And that's just the basics. I don't know anything about going to schools where there are metal detectors. And actually partial police departments based on school grounds. I don't know anything about going to school where there are active gangs. Sometimes folks can't just get "good grades".
I just shake my head. I don't know what a broke kid could do. Or should do.
A year ago, I read an article about a young Black man who was valedictorian of his high school. It was a congratulatory article, praising the young man for going to college in spite of all of the odds. But at the end of the article, it mentioned that the young man was going to community college! I was so furious! If was was valedictorian, with decent scores... and he went through everything the article mentioned. I think he should have had a full ride to Harvard, Stanford, Michigan or Wharton... There's no way in the world he should have been going to a community college.
But that would take a guidance counselor to say, "hey-- you've gone through enough... there's money out there. Here, apply to Harvard. Here, apply to Northwestern. Oberlin." Whatever.
Part of the problem when your Black... is just having enough people tell you that you really can compete with White folks. Really.
Everyday, I'm reminded of how priveleged I have been a Black middle class lady.

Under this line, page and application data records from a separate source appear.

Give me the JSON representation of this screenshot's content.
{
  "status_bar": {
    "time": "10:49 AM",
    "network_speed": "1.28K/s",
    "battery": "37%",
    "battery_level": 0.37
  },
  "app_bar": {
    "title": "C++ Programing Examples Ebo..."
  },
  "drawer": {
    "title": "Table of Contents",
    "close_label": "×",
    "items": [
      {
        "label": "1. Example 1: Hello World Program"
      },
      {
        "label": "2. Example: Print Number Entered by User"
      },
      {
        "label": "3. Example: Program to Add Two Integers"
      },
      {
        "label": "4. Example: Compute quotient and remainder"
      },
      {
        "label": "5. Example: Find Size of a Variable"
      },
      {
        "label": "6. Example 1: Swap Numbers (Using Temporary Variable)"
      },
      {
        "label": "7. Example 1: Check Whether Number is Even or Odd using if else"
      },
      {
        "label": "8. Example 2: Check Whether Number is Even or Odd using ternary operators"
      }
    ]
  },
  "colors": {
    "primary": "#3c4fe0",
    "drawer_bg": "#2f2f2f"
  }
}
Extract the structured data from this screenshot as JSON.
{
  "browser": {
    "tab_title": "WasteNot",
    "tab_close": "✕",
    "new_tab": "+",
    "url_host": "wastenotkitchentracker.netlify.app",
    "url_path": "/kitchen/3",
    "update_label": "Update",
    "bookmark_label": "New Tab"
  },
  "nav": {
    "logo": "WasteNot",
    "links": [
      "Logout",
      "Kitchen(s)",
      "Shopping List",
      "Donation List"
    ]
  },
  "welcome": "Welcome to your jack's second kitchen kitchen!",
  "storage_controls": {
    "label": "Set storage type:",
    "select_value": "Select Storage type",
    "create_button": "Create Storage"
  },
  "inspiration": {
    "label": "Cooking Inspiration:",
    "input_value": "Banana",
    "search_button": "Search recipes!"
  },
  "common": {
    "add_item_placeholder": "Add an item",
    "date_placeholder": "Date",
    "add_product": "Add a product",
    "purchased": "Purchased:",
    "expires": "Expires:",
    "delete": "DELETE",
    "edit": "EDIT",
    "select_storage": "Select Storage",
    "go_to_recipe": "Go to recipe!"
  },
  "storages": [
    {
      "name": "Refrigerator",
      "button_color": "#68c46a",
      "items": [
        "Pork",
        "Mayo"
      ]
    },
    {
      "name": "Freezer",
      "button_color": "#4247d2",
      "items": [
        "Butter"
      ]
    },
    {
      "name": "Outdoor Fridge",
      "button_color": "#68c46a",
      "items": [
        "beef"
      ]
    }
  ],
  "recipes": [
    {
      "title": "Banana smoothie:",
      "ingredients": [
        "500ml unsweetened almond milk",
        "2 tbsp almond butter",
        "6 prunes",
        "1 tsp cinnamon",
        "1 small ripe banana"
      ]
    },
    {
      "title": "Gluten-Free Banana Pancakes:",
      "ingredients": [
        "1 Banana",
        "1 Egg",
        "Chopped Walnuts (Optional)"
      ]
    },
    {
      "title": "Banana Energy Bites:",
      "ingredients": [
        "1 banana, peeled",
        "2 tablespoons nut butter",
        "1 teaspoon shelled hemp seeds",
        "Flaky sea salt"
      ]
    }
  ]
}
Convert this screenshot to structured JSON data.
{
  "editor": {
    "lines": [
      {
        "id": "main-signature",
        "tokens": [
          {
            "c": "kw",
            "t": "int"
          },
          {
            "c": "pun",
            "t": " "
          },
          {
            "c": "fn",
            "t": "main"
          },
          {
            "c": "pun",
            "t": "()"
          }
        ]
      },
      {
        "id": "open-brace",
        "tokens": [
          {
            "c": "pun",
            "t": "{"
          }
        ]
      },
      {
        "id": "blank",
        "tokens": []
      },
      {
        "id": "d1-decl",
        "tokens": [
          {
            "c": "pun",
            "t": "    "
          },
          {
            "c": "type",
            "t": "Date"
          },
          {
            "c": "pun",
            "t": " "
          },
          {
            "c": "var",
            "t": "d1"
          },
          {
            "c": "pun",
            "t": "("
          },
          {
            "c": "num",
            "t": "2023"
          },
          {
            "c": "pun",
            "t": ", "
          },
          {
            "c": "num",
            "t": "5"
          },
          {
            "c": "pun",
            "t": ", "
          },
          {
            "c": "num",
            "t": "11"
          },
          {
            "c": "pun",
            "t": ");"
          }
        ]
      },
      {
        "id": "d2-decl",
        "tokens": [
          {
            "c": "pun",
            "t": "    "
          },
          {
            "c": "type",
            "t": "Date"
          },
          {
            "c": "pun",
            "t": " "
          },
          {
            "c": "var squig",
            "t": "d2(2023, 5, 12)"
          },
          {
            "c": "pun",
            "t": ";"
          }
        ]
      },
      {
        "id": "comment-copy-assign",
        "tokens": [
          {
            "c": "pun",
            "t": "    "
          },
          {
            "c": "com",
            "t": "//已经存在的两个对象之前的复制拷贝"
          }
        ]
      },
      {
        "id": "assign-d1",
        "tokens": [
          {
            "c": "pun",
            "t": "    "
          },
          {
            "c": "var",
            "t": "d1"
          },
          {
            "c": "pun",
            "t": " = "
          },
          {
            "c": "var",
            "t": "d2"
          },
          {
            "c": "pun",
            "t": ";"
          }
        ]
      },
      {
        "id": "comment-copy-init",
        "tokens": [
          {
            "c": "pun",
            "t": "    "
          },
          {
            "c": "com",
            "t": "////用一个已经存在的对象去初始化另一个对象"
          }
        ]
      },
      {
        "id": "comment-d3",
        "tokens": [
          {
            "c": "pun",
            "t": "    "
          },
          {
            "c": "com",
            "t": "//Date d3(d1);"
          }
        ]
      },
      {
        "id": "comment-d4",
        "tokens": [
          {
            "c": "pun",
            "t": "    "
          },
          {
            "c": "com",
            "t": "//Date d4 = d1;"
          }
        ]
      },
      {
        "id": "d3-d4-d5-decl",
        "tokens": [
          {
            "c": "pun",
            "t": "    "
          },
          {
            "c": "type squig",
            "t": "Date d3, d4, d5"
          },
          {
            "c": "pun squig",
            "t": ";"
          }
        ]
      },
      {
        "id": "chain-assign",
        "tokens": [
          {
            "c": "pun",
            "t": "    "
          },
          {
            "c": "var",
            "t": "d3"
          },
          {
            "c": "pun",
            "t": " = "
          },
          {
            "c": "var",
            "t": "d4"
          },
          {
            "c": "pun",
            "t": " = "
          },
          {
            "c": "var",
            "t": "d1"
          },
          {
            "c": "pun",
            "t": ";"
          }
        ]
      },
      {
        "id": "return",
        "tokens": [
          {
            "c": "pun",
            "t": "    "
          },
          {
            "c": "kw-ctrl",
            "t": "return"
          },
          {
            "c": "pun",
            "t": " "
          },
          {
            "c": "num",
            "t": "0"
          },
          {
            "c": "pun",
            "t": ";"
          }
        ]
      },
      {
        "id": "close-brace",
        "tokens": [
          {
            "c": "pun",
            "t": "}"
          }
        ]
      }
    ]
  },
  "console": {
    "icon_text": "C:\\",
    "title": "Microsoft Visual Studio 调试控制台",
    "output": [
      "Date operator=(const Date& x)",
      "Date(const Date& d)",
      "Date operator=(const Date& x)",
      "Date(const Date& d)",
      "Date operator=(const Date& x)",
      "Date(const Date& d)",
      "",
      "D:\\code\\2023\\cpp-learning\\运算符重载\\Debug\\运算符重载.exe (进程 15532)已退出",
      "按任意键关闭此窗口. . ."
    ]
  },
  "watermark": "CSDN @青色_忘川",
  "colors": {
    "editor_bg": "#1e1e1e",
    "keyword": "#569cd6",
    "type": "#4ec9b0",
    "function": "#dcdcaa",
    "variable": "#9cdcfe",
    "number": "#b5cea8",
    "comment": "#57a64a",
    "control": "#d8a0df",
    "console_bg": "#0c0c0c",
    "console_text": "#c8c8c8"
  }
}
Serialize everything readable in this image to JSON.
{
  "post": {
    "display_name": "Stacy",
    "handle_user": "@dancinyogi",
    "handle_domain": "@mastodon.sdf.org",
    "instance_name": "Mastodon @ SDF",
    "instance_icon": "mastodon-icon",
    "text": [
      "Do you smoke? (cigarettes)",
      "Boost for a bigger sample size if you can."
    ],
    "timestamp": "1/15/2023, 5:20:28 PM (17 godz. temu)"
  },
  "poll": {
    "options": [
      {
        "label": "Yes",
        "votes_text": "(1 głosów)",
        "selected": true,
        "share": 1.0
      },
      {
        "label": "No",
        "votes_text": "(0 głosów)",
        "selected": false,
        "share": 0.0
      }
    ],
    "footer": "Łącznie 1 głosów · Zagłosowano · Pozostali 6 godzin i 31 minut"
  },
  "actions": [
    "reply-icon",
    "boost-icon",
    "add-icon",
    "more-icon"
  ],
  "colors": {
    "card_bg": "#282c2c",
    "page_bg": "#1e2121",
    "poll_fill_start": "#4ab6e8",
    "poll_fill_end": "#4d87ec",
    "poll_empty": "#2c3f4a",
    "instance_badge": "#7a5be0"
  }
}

I didn't have a car, or name brand clothes... But I definitely had one of the best educations a Black person could have in America.
What would I do if I was a poor Black kid?
1. Girl Scouts/Boy Scouts
2. Jr. Achievement
3. Free Sports Teams
4. Free or Cheap Private Lessons for a Musical Instrument
5. The smartest, coolest, most-down-to earth Black frieends I could find in the city
6. maybe Jack and Jill parties (to learn how to network with Black folks)
7. Church (maybe that should have been number one)
8. A mentor or two or three or four (who are black)
9. And the most important thing is summer programs. Every major college has summer programs for people of color or people without the most money... Sometimes they are absolutely free.
10. A lot of inner city Black schools won't let you take college courses while your in high school, but a lot of white schools will. I guess if I was broke I would try like hell to take college courses while I was in high school. Even if I was just auditing and couldn't get credit...
Its really hard to know what you don't know. I don't know how I would have known about summer programs 1. if I didn't have sibling who went to college before me, 2. if I didn't have Black friends going to the programs, 3. If I didn't have a guidance counselor who knows.
I don't have any real answers. In some ways, I'm still trying to figure out what I would do (or will do) as a poor Black parent.